A second UN convoy was headed to Zepa to pick up more wounded from the town, a UN source said. It was unclear if the injured were civilians or soldiers.


The Bosnian government must agree to any plan for the evacuation of civilians from Zepa or the principal UN aid agency will not participate, a UN official said Tuesday.


"Bosnian government approval for any evacuation plan is an absolute bottom-line condition or UNHCR would be party to ethnic cleansing," said a UN official who asked not to be named.


Fighting was also reported in the west of Bosnia on Tuesday.


Croat forces intent on cutting a Serb supply route launched heavy shelling attacks on Serb positions in the Glamoc area, Bosnian Serb military sources said.


In Zagreb, a Croatian official source confirmed the Croat assault and said it was intended to relieve pressure on the northwest Bosnian government enclave of Bihac invaded by rebel Croatian Serb forces a week ago.


Speaking of the general situation in Bosnia, Ivanko commented: "I think it's more unstable now than it was a week ago, especially with regard to the offensive in Bihac and continued military activity in Zepa."


The chief of Bosnian government forces at Bihac said Tuesday his troops were facing a fierce Serb offensive.


"I hope we will endure now, but it is quite difficult," General Atif Dudakovic told Croatian Television.

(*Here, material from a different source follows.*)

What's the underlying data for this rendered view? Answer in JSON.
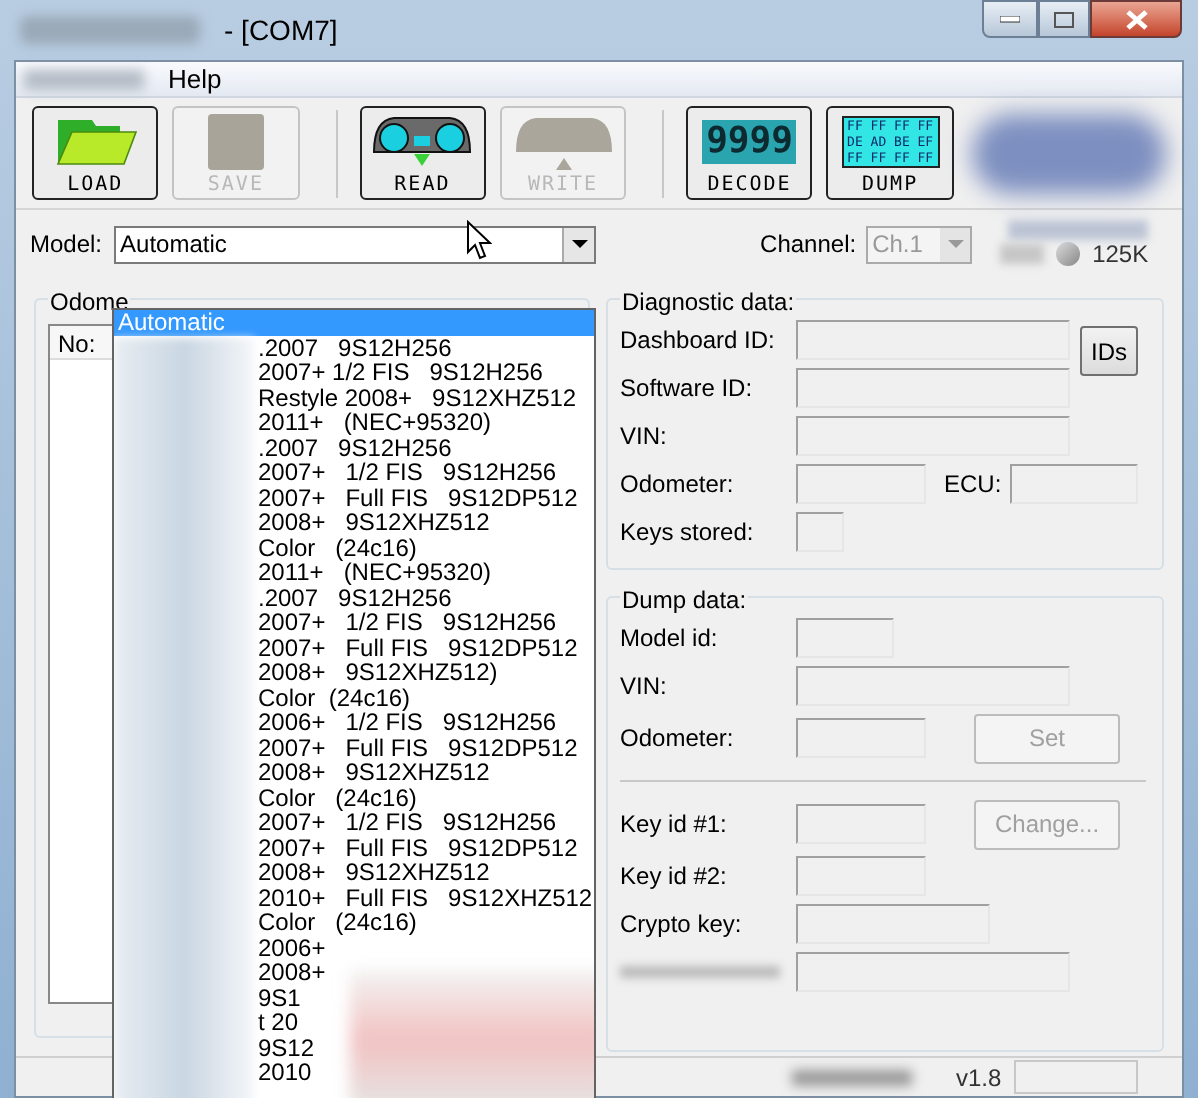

Serb advances in Bosnia have prompted new calls for the UN arms embargo on the country to be halted. The U.S. Senate was discussing legislation to unilaterally lift the ban Tuesday.